FILE - Hillary Rodham Clinton is seen in New York, Nov. 21, 2014.
FILE - Hillary Rodham Clinton is seen in New York, Nov. 21, 2014.

Hillary Clinton’s presidential campaign is on the defensive over recent news reports questioning possible conflicts of interest in foreign donations to the Clinton Foundation.

The campaign has had to deal with several stories detailing revelations about the fundraising practices of the Clinton Foundation and even the speeches given around the world by her husband, former President Bill Clinton.

An extensive report in the New York Times detailed a donation from a Canadian mining executive whose company was sold to Russia's atomic energy agency, Rosatom. The sale included one of the largest uranium mines in the U.S.

The donations to the Clinton Foundation were not publicly disclosed and came at a time when the deal had to be approved by the State Department, then under the leadership of Secretary of State Clinton.

The revelations have been sparked in part by a new book, Clinton Cash, by Peter Schweizer, a fellow at Stanford University’s conservative Hoover Institution.

Clinton announced earlier this month that she is seeking the Democratic presidential nomination for the 2016 election.

A spokesman for the Clinton campaign, Brian Fallon, told the Times that there is not “a shred of evidence” that shows Clinton ever took action as secretary of state to support the interests of donors to the Clinton Foundation.

The revelations sparked questions at the White House and a statement of support from presidential spokesman Josh Earnest.

“At this point there has not been any evidence presented that would prompt the president or anybody at the White House to be unsettled by Secretary Clinton’s conduct as secretary of state,” he said. “In fact, everyone here at the White House including the president continues to be very proud of her services to this country as secretary of state of the United States.”
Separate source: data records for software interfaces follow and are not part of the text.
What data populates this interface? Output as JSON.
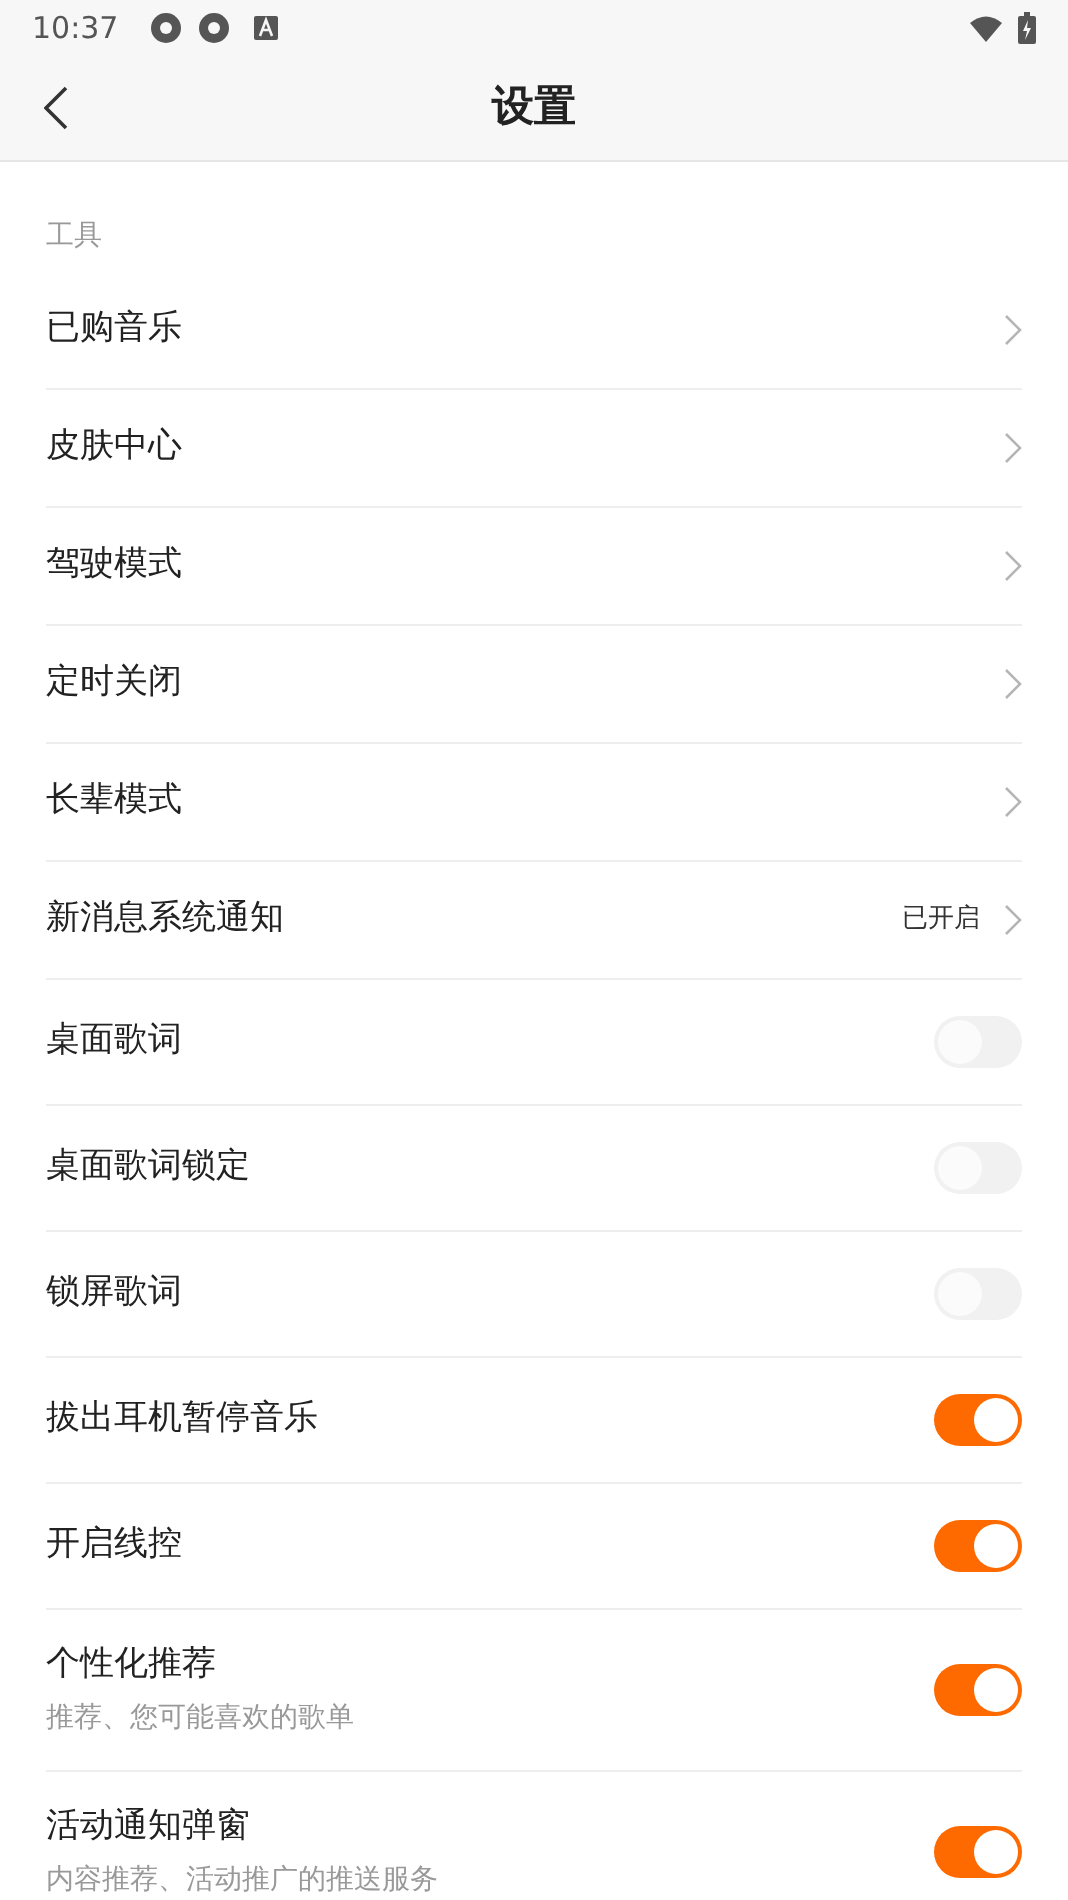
{
  "status_bar": {
    "time": "10:37"
  },
  "header": {
    "title": "设置"
  },
  "section": {
    "title": "工具"
  },
  "rows": [
    {
      "kind": "link",
      "label": "已购音乐"
    },
    {
      "kind": "link",
      "label": "皮肤中心"
    },
    {
      "kind": "link",
      "label": "驾驶模式"
    },
    {
      "kind": "link",
      "label": "定时关闭"
    },
    {
      "kind": "link",
      "label": "长辈模式"
    },
    {
      "kind": "link",
      "label": "新消息系统通知",
      "value": "已开启"
    },
    {
      "kind": "toggle",
      "label": "桌面歌词",
      "on": false
    },
    {
      "kind": "toggle",
      "label": "桌面歌词锁定",
      "on": false
    },
    {
      "kind": "toggle",
      "label": "锁屏歌词",
      "on": false
    },
    {
      "kind": "toggle",
      "label": "拔出耳机暂停音乐",
      "on": true
    },
    {
      "kind": "toggle",
      "label": "开启线控",
      "on": true
    },
    {
      "kind": "toggle",
      "label": "个性化推荐",
      "subtitle": "推荐、您可能喜欢的歌单",
      "on": true
    },
    {
      "kind": "toggle",
      "label": "活动通知弹窗",
      "subtitle": "内容推荐、活动推广的推送服务",
      "on": true
    }
  ]
}
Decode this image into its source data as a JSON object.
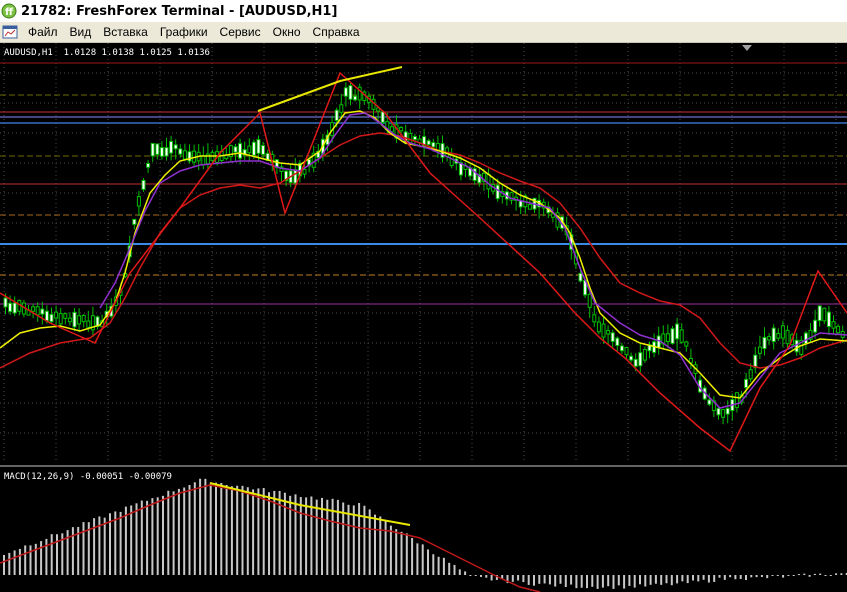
{
  "window": {
    "title": "21782: FreshForex Terminal - [AUDUSD,H1]"
  },
  "menu": {
    "items": [
      "Файл",
      "Вид",
      "Вставка",
      "Графики",
      "Сервис",
      "Окно",
      "Справка"
    ]
  },
  "chart": {
    "header": "AUDUSD,H1  1.0128 1.0138 1.0125 1.0136",
    "indicator_header": "MACD(12,26,9) -0.00051 -0.00079",
    "colors": {
      "background": "#000000",
      "grid": "#5a5a5a",
      "bull": "#00c000",
      "bear": "#00c000",
      "separator": "#c8c8c8"
    }
  }
}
Republicans seize on revelations

Several Republican presidential contenders have raised questions in recent weeks about some of the foreign donations for the Clinton Foundation and analysts expect the issue to remain vibrant as the 2016 presidential campaign picks up momentum.

John Fortier, political analyst at Washington’s Bipartisan Policy Center, predicts the questions will continue to swirl for some time about perceptions of conflict of interest and transparency.

“There are some questions about it and especially because it involves foreign governments and some that really don’t look so good, I think these questions will continue for a while,” Fortier said.

Fortier still sees Clinton as a top presidential contender with many political advantages in the upcoming presidential race.

That view is also held by analyst Matthew Dallek of George Washington University.

Still, Dallek said previous revelations about Clinton’s use of a private email server while secretary of state had already caused some ripples of concern among Democrats about her vulnerability to Republican attacks.

“It makes some Democrats feel like, what else is there?” he asked. “What controversy is next? And what happens if something else occurs? So it does create a kind of churning, but at the same time I don’t really see anybody out there right now. You know, what is the universe of alternatives?”

More Benghazi testimony looms

Clinton has also been asked to testify before a special House committee investigating the 2012 terrorist attacks in Benghazi, Libya, that resulted in the deaths of four Americans, including U.S. Ambassador Chris Stevens.

Clinton has already testified before Congress twice before on the Benghazi attacks.

But committee chairman Trey Gowdy, a Republican from South Carolina, wants Clinton to answer questions about her use of a private email account as soon as next month.

Clinton has indicated previously she is willing to testify before the committee. But some congressional Democrats say they will be watching to make sure Republicans don’t try to turn the committee probe into a partisan witch hunt in an attempt to influence the 2016 election.